Date of Award


Degree Type


Degree Name

Bachelor of Science Honours


School of Natural Sciences


Faculty of Communications, Health and Science

First Advisor

Dr Ian Bennett

Second Advisor

Digby Growns


Germination of pollen in vitro is a common technique used to assess the ability of pollen to germinate under a variety of conditions. The ability to determine the viability of a pollen grain, and optimal conditions for maximum germination and storage are important for hybridisation. A means of storing pollen, while maintaining viability, enables inter-species hybridisation between species that are spatially and temporally (flowering time) separated. The ultimate aim of hybridisation is seed set and in order to increase this in a genus renowned for a very low fruit to flower ratio, maximum pollen germination must be obtained. Therefore, by determining the ideal conditions for Grevillea pollen germination on the style (in vivo) using laboratory (in vitro) techniques may allow the highest possible germination and subsequent seed set for an individual species. All Grevillea species displayed a significant -difference (P = in vitro germination did not produce a difference in germination for G. saccata (P = 0.911), however, G.fililoba, G. pinaster and G. thelemanniana responded significantly within 12 hours of desiccation with increased germination (P = G. thelemanniana displayed its' highest germination at 30 °C, with all other species investigated displaying optimum germination at 25 °C. The storage potential of untreated Grevillea species was low and there was a significant difference (P = Grevillea pollen may require special treatment to maintain viability during storage as only one species, G. baxeri, showed no difference between treatments (P = 0.064) and lost little viability. Dark conditions during germination in vitro significantly increased pollen germination (P = preissii (P = 0.035 and 0.127 respectively). The effect of sucrose content in Brewbaker and Kwack medium was significant for all Grevillea species with an optimum concentration range between 10- 20% depending on the species. Any concentration above 40% sucrose caused germination to drop below 10% for all species.
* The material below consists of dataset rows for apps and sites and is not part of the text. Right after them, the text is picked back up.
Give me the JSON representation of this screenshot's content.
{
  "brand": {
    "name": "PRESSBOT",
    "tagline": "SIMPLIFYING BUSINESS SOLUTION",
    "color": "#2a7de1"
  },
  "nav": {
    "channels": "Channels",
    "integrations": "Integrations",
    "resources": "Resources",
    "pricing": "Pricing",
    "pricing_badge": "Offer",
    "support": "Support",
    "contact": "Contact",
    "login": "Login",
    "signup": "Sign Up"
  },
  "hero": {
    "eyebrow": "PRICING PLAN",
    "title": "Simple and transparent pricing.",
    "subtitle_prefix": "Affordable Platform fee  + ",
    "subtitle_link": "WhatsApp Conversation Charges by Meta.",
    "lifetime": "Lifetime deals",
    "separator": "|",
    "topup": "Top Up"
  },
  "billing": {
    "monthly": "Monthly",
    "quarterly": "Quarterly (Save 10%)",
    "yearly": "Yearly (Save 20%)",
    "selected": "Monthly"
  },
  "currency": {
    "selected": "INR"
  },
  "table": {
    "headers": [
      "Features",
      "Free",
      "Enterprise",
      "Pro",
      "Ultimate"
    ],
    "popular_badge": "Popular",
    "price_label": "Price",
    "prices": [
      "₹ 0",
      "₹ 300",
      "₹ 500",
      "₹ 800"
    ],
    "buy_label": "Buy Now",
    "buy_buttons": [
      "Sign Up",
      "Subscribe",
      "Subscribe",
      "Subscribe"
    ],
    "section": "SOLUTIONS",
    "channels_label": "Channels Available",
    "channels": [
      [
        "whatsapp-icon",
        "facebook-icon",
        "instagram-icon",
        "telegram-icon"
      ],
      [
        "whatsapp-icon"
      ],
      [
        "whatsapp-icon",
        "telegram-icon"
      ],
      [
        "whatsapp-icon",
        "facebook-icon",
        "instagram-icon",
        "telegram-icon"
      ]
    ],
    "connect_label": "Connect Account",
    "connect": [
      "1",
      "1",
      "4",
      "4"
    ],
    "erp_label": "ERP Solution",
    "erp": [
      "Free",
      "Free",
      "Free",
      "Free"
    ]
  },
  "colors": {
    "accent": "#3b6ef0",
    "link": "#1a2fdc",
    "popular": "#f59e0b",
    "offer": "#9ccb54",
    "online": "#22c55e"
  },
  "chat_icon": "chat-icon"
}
Sucrose was also demonstrated to have the greatest effect on G. fililoba germination when compared to the osmotica mannitol and polyethylene glycol (PEG).

Inter-species hybridisation between three distantly related Grevillea species produced no fruit set. Geitonogamous crosses in G. rhyolitica produced fruit, however, all fruit aborted before maturation. The removal of the stigma and its incompatibility barriers did not encourage fruit set for any of four crosses, geitonogamous or inter-species hybrid. In conclusion, it was found that Grevillea pollen displays the highest germination in vitro when incubated in the dark, without a coverslip, on Brewbaker and Kwack medium containing between 10-20% sucrose. Osmotica such as mannitol and PEG did not increase germination, suggesting that sucrose is primarily a food source for pollen during germination with osmotic balance capabilities that are important for germination. The highest pollen germination was obtained when collected on the day of anthesis for four of the five Grevillea species investigated. Ideal temperature ranged between 22.5-27°C depending on the species, and G. saccata was the only species in the study to show no difference in germination after desiccation prior to germination.